Is Comoros a wealthy country?
One of the world's poorest and smallest economies, the Comoros is made up of three islands that are hampered by inadequate transportation links, a young and rapidly increasing population, and few natural resources. The low educational level of the labor force contributes to a subsistence level of economic activity and a heavy dependence on foreign grants and technical assistance. Agriculture, including fishing, hunting, and forestry, accounts for about 50% of GDP, employs a majority of the labor force, and provides most of the exports. Export income is heavily reliant on the three main crops of vanilla, cloves, and ylang ylang (perfume essence); and the Comoros' export earnings are easily disrupted by disasters such as fires and extreme weather. Despite agriculture’s importance to the economy, the country imports roughly 70% of its food; rice, the main staple, and other dried vegetables account for more than 25% of imports. Remittances from about 300,000 Comorans contribute about 25% of the country’s GDP. France, Comoros’s colonial power, remains a key trading partner and bilateral donor.
Comoros faces an education system in need of upgrades, limited opportunities for private commercial and industrial enterprises, poor health services, limited exports, and a high population growth rate. Recurring political instability, sometimes initiated from outside the country, and an ongoing electricity crisis have inhibited growth. The government, elected in mid-2016, has moved to improve revenue mobilization, reduce expenditures, and improve electricity access, although the public sector wage bill remains one of the highest in Sub-Saharan Africa.

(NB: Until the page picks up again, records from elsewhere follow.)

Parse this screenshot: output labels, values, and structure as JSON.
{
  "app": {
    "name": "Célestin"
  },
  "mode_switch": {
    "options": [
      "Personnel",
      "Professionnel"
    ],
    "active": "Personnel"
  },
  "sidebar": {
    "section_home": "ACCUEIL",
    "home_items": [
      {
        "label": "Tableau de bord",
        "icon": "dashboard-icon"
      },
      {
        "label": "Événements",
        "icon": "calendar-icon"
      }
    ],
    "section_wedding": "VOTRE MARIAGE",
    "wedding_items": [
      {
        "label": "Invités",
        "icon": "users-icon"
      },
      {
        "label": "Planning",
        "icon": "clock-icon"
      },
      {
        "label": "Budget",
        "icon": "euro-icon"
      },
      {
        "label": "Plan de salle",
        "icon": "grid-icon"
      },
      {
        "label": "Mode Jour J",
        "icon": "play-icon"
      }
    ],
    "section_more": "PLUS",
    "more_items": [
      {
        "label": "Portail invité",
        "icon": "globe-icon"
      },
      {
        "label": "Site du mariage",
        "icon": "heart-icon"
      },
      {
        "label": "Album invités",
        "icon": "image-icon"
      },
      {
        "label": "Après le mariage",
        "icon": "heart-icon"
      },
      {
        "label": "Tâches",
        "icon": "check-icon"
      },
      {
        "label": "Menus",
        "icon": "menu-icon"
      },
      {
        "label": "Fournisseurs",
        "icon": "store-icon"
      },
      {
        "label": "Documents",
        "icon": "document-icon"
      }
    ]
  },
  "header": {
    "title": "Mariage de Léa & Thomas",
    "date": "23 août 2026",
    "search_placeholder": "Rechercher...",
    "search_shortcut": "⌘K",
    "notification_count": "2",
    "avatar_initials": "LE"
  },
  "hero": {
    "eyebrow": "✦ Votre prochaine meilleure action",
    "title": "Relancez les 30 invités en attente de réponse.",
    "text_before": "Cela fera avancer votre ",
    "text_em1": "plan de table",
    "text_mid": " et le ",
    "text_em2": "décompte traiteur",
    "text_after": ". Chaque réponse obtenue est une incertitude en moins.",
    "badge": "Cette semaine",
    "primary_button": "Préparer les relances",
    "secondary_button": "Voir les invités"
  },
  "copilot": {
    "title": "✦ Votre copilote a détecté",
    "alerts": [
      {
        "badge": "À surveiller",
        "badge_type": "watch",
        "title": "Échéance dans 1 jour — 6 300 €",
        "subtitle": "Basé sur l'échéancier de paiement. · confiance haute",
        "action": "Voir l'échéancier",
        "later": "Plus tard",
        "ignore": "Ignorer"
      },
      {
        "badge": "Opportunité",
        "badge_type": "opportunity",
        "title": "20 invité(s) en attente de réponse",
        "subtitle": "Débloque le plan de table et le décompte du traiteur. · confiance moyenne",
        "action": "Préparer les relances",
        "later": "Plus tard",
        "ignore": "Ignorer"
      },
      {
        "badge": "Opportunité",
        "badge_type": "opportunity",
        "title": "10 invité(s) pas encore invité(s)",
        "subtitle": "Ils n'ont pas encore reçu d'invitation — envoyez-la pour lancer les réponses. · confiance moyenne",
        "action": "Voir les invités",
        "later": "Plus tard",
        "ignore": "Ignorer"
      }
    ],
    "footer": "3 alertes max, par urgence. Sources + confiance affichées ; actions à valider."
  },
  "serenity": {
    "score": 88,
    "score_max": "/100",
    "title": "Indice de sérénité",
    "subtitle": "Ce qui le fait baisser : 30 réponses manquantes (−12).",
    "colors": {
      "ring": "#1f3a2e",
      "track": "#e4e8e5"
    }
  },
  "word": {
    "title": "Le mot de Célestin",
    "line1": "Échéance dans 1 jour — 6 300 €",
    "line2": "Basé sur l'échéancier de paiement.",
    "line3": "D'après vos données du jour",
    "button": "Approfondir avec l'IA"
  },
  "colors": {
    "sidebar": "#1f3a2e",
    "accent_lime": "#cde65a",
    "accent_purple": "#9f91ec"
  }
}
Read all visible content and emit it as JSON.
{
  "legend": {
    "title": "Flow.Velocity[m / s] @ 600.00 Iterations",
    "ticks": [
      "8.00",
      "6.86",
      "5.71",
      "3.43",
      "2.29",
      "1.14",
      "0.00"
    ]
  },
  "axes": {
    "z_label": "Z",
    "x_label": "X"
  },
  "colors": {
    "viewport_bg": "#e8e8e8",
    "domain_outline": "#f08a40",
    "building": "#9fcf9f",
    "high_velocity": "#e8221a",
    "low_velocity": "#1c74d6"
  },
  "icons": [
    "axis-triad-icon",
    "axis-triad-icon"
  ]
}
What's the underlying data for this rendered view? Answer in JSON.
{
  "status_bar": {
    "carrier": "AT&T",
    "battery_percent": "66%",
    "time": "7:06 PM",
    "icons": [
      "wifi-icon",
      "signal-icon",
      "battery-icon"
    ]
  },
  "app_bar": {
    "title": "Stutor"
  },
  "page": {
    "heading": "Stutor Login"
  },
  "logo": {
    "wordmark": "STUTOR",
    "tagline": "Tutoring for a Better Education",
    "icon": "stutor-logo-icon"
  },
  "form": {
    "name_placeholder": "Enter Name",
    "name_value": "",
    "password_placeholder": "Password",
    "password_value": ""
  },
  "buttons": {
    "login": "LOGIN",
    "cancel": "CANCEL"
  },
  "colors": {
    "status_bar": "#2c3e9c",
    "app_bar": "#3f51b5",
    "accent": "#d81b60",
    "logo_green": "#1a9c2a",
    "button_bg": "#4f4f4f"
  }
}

In mid-2017, Comoros joined the Southern African Development Community with 15 other regional member states.
What is the GDP of Comoros?
|Currency Name and Code||Comoran francs (KMF)|
|GDP - Gross Domestic Product (PPP)||$2,730,000,000 (USD)|
|GDP - official exchange rate||$622,000,000 (USD)|
|GDP - real growth rate||2.2%|
|GDP Per Capita||$1,500.00 (USD)|
|GDP by Sector- agriculture||50%|
|GDP by Sector- Industry||12.1%|
|GDP by Sector- services||37.9%|
|GDP - composition, by end use||
household consumption: 104.9%
government consumption: 19.2%
investment in fixed capital: 11.2%
investment in inventories: 10.3%
exports of goods and services: 19.4%
imports of goods and services: -65%
|Population Below Poverty Line||44.8%|
|Labor Force By Occupation- agriculture||80%|
|Fiscal Year||calendar year|
|Annual Budget||$165,000,000 (USD)|
|Budget Surplus or Deficit - percent of GDP||-3.3%|
|Taxes and other revenues - percent of GDP||26.5%|
|Major Industries||fishing, tourism, perfume distillation|
|Industrial Growth Rate||0.5%|
|Agriculture Products||vanilla, cloves, ylang-ylang (perfume essence), coconuts, bananas, cassava (manioc)|
|Exchange Rate per US Dollar||449.1|
|Labor Force By Occupation - industry and services||20%|
|Child Labor - % of children ages 5-14||27%|
|Child Labor - # of children ages 5-14||39,550|
|Commercial Bank Prime Lending Rate||10.5%|